  11. ^ American Universities and Colleges, 19th Edition [2 Volumes]: Nineteenth Edition. ABC-CLIO. April 16, 2010. ISBN 978-0-313-36608-6 – via Google Books.
  12. ^ Hays, George Price (March 26, 1892). "Presbyterians, a Popular Narrative of Their Origin, Progress, Doctrines, and Achievements". J. A. Hill & Company – via Google Books.
  13. ^ Beyer, George R. (1991). Guide to the State Historical Markers of Pennsylvania. ISBN 978-0-89271-040-9.
  14. ^ Wickersham, James Pyle (1886). "A History of Education in Pennsylvania, Private and Public, Elementary and Higher: From the Time the Swedes Settled on the Delaware to the Present Day".
  15. ^ General Assembly, Pennsylvania (1969). "Legislative Record".
  16. ^ Keller, Rosemary Skinner; Ruether, Rosemary Radford; Cantlon, Marie (March 26, 2006). Encyclopedia of Women and Religion in North America. Indiana University Press. ISBN 978-0-253-34685-8 – via Google Books.
  17. ^ "Dr. Anna J. McKeag Inaugurated as the New President of Wilson College -- Representatives of Many Universities Attend the Ceremony". The New York Times. 19 May 1912.
  18. ^ "FIRST WOMAN PRESIDENT.; Miss Anna Jane McKeag Now at the Head of Wilson College". The New York Times. 28 April 1912.
  19. ^ "Intellect". March 26, 1933 – via Google Books.
  20. ^ "ICSA Championships". Archived from the original on 2011-07-20. Retrieved 2009-09-01.
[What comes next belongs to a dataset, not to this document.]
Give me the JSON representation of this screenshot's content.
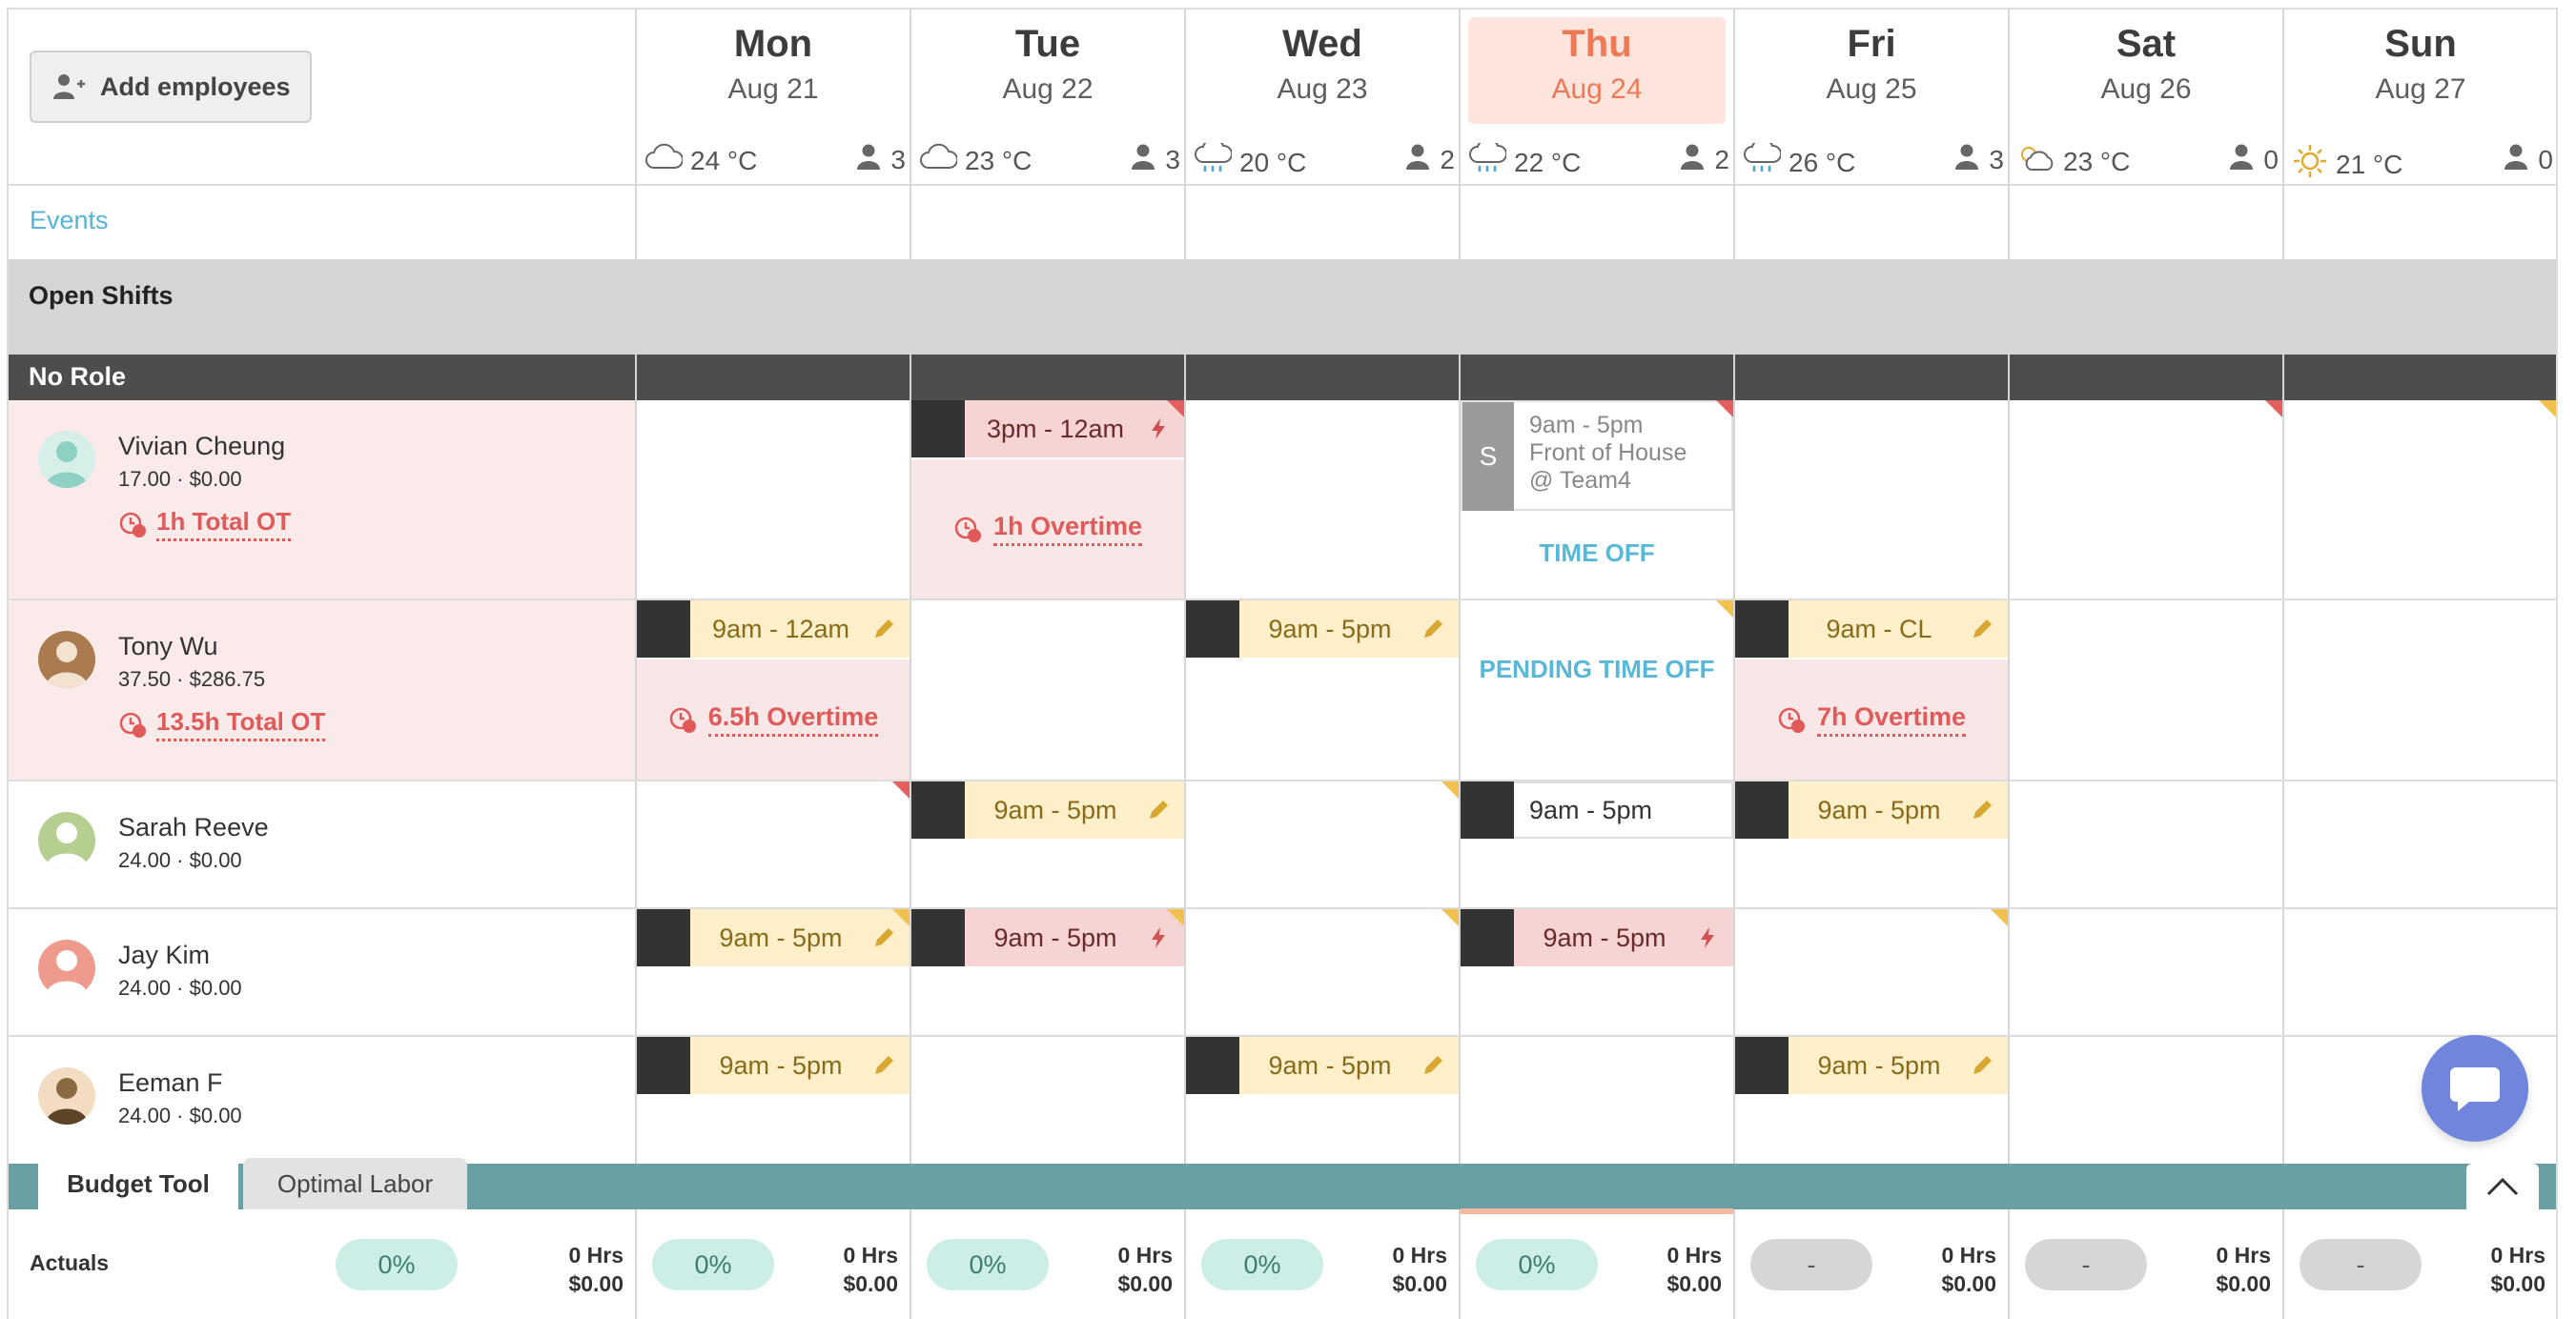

  21. ^ "Alumnae are fighting to stop an imploding college from closing, and one court case could provide a 'legal roadmap' for them to do it".
  22. ^ Brown, Alice W.; Ballard, Sandra L. (15 December 2011). Changing Course: Reinventing Colleges, Avoiding Closure: New Directions for Higher Education, Number 156. ISBN 978-1-118-27536-8.
  23. ^ Votruba-Drzal, Elizabeth; Dearing, Eric (17 April 2017). The Wiley Handbook of Early Childhood Development Programs, Practices, and Policies. ISBN 978-1-118-93729-7.
  24. ^ Foundation, John Templeton (1999). Colleges That Encourage Character Development: A Resource for Parents, Students, and Educators. ISBN 978-1-890151-28-7.
  25. ^ awrence Biemiller (January 13, 2013). "Seeking Enrollment Boost, Wilson College Will Admit Men". The Chronicle of Higher Education. Retrieved January 13, 2013.
  26. ^ "Wilson College begins co-ed era". 26 August 2013.
  27. ^ "Annual report of the Commissioner of Health of the Commonwealth of Pennsylvania. 1907". 1908.
  28. ^ "A scary night at Wilson College".
  29. ^ Huntington, Tom (2007). Pennsylvania Civil War Trails: The Guide to Battle Sites, Monuments, Museums and Towns. ISBN 978-0-8117-3379-3.
  30. ^ "Wilson College - Profile, Rankings and Data". US News. US News. Retrieved 21 January 2021.
  31. ^ "Wilson College - Niche". Niche. Niche. Retrieved 21 January 2021.
  32. ^ "Wilson College - Niche". Niche. Niche. Retrieved 21 January 2021.
  33. ^ "ANDUJAR, ELIZABETH RICHARDS [BETTY] | the Handbook of Texas Online| Texas State Historical Association (TSHA)".
  34. ^ General Assembly, Virginia (1976). "Manual of the Senate and House of Delegates".
  35. ^ Little, Randolph S. (2003). For the birds: The Laboratory of Ornithology and Sapsucker Woods at Cornell University. ISBN 978-0-9746396-0-4.

Coordinates: 39°56′53″N 77°39′11″W / 39.948°N 77.653°W / 39.948; -77.653